The following summarizes recent news coverage of language interpretation services at hospitals in Connecticut and Oklahoma.
- Connecticut: The Connecticut Department of Social Services has sent letters to state hospitals requesting information about each facility's use of interpretation services, the Connecticut Post reports. According to the Post, a "growing number of Connecticut hospitals are relying on certified medical interpreters ... to act as intermediaries, conveying critical patient information to doctors and vice versa." The state's request for information will help officials assess the need for the services, the Post reports. The Connecticut Health Foundation estimates that hospitals in the state spend about $4.7 million on interpretation services annually. Patricia Baker, executive director of the foundation, said the state's Medicaid program does not allow hospitals to bill for interpretation services, meaning that hospitals must absorb much of the cost. The Post featured Bridgeport Hospital in Bridgeport, Conn., which recently signed a five-year contract with Ohio-based Language Access Network to receive video-based interpretation services on demand in any foreign language, as well as sign language. According to the Post, "71 languages and an untold number of dialects are spoken" in the city, and more than 53,000 residents have limited English proficiency (Brown, Connecticut Post, 5/7).

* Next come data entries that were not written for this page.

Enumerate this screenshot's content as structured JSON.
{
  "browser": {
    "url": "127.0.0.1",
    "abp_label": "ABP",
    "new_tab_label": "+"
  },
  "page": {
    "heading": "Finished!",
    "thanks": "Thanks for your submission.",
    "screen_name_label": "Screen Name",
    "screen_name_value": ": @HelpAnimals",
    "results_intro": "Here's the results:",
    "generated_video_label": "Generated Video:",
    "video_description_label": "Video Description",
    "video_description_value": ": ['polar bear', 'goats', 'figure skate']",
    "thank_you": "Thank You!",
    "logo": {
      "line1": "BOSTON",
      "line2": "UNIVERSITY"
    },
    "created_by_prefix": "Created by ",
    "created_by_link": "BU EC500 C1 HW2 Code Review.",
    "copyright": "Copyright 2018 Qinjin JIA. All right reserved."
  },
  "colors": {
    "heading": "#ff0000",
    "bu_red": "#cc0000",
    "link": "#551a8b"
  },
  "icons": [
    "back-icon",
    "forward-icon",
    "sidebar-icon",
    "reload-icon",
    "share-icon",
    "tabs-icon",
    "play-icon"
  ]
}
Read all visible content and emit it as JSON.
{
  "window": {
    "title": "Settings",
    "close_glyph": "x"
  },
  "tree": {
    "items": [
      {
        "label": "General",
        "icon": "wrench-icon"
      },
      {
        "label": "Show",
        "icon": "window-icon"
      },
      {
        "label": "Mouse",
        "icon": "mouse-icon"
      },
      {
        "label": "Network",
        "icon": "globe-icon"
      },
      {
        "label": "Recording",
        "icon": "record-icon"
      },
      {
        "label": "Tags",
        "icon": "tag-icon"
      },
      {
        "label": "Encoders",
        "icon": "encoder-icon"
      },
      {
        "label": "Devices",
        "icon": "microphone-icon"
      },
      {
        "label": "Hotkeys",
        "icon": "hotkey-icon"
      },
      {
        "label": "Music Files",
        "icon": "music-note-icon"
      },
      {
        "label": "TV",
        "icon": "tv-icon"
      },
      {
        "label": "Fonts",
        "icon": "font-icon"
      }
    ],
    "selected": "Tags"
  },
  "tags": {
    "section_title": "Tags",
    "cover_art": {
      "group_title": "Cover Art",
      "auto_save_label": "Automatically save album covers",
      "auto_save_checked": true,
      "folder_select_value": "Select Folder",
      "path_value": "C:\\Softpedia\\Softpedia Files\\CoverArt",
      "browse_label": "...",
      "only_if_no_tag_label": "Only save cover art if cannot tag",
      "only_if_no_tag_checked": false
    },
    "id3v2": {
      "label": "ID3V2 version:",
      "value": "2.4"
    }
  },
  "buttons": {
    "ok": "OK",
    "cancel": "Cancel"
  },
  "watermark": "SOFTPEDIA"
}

- Oklahoma: The Oklahoman on Sunday examined the growing need for interpretation services in Oklahoma hospitals and profiled efforts to provide those services at Oklahoma University Medical Center. According to the Oklahoman, the state's hospitals "have various ways of serving non-English speakers, from trained interpreters on the phone -- called 'language lines' -- to using nonmedical bilingual employees." OU Medical Center employs 12 interpreters trained in medical terminology who take calls from staff in need of interpretation services. The interpreters also meet with patients. The center averages 2,000 to 2,200 interpretation sessions monthly, up from 300 monthly when the interpretation program began four years ago. Migali Salazar, interpretation services coordinator for the hospital, said the interpreters also help increase cultural competency at the hospital (Raymond, Oklahoman, 5/4).